Stored records

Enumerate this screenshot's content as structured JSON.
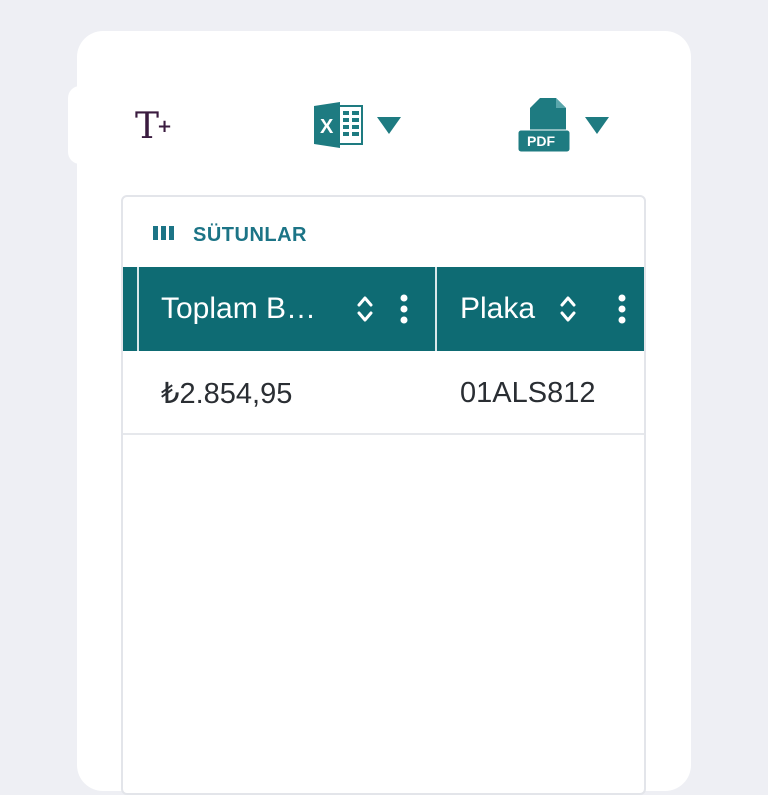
{
  "toolbar": {
    "text_size_icon": "text-size-plus-icon",
    "excel_icon": "excel-icon",
    "pdf_label": "PDF",
    "pdf_icon": "pdf-icon",
    "caret_icon": "caret-down-icon",
    "excel_letter": "X"
  },
  "grid": {
    "columns_button_label": "SÜTUNLAR",
    "columns_icon": "columns-icon",
    "headers": [
      {
        "label": "Toplam B…"
      },
      {
        "label": "Plaka"
      }
    ],
    "rows": [
      {
        "cells": [
          "₺2.854,95",
          "01ALS812"
        ]
      }
    ]
  },
  "colors": {
    "accent": "#0e6b73",
    "link": "#1c7486",
    "text_icon": "#3a1b3f"
  }
}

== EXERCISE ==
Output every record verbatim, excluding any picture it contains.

== REPLY ==
Enumerate this screenshot's content as structured JSON.
{
  "toolbar": {
    "text_size_icon": "text-size-plus-icon",
    "excel_icon": "excel-icon",
    "pdf_label": "PDF",
    "pdf_icon": "pdf-icon",
    "caret_icon": "caret-down-icon",
    "excel_letter": "X"
  },
  "grid": {
    "columns_button_label": "SÜTUNLAR",
    "columns_icon": "columns-icon",
    "headers": [
      {
        "label": "Toplam B…"
      },
      {
        "label": "Plaka"
      }
    ],
    "rows": [
      {
        "cells": [
          "₺2.854,95",
          "01ALS812"
        ]
      }
    ]
  },
  "colors": {
    "accent": "#0e6b73",
    "link": "#1c7486",
    "text_icon": "#3a1b3f"
  }
}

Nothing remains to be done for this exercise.